- _Data to use_

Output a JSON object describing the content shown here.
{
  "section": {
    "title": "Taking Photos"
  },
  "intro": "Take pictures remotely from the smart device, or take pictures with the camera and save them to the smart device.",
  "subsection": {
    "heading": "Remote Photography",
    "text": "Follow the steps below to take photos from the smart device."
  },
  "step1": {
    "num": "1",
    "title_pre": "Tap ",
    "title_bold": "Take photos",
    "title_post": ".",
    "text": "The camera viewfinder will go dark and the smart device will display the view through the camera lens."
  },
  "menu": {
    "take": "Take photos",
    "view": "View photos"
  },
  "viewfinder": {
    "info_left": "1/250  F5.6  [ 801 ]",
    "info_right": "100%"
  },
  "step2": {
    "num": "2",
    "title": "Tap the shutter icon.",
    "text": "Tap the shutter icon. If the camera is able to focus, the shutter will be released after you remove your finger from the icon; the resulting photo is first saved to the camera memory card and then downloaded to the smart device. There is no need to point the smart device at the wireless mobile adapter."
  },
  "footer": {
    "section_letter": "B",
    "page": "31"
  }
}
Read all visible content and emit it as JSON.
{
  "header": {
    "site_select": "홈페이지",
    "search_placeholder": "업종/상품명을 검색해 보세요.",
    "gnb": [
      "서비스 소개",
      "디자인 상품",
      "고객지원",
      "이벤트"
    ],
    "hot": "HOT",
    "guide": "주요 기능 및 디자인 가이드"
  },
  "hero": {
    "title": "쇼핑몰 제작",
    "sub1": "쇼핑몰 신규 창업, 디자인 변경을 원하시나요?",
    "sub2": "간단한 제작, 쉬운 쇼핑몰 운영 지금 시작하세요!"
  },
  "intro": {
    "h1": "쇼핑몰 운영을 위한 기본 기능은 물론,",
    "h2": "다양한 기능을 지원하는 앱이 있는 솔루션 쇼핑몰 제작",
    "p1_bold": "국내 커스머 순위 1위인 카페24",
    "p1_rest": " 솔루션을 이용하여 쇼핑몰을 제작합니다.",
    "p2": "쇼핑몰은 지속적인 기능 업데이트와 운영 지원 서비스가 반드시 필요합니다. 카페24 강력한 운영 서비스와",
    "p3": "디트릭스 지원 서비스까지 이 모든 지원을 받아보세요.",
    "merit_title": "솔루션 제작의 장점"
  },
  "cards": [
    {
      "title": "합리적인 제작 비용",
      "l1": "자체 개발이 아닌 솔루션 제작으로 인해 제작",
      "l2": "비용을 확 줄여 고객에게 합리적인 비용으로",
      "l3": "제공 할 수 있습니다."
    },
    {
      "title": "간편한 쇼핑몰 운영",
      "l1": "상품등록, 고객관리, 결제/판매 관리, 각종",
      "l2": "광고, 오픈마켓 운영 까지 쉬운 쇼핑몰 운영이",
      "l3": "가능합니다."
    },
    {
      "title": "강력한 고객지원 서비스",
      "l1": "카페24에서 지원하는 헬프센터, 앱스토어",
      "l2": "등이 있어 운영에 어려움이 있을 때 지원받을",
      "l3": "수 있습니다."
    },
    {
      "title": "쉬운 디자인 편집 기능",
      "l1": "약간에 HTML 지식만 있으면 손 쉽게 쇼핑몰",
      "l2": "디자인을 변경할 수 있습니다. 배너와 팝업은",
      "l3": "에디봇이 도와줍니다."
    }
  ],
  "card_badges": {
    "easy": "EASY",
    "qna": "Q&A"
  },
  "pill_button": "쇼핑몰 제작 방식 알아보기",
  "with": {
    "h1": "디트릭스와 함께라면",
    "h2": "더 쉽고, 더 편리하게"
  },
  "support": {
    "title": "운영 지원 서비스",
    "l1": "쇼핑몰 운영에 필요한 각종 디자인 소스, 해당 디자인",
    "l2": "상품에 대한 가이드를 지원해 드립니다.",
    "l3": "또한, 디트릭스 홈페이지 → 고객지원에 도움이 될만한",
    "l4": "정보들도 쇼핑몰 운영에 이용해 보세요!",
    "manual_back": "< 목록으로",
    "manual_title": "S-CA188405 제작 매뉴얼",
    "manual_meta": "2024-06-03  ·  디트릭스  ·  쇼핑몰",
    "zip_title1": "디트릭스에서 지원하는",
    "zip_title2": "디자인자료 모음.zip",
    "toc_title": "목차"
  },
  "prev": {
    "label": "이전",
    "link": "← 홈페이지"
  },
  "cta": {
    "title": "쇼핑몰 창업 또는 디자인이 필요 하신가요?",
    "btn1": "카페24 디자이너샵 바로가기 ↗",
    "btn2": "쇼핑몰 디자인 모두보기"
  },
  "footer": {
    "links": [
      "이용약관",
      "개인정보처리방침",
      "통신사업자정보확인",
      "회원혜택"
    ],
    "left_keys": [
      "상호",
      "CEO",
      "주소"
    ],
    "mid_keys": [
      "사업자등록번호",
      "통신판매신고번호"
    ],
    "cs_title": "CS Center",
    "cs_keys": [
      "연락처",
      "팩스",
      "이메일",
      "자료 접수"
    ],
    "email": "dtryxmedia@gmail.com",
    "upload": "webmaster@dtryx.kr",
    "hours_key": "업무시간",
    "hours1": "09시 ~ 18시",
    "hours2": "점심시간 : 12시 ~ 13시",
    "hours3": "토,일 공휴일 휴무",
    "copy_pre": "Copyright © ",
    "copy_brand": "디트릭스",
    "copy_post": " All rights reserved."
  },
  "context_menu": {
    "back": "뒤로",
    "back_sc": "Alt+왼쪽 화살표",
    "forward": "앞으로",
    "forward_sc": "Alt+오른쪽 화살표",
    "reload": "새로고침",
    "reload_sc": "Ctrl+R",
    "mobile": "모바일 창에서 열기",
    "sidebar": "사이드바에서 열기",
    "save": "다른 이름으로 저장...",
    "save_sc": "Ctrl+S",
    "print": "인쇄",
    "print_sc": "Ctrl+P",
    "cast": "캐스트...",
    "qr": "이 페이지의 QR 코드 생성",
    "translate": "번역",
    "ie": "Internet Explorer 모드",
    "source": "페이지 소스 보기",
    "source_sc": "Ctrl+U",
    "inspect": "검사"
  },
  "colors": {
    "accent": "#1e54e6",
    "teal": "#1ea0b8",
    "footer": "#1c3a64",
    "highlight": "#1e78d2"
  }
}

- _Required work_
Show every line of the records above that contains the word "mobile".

- _Answer section_
    "text": "Tap the shutter icon. If the camera is able to focus, the shutter will be released after you remove your finger from the icon; the resulting photo is first saved to the camera memory card and then downloaded to the smart device. There is no need to point the smart device at the wireless mobile adapter."
    "mobile": "모바일 창에서 열기",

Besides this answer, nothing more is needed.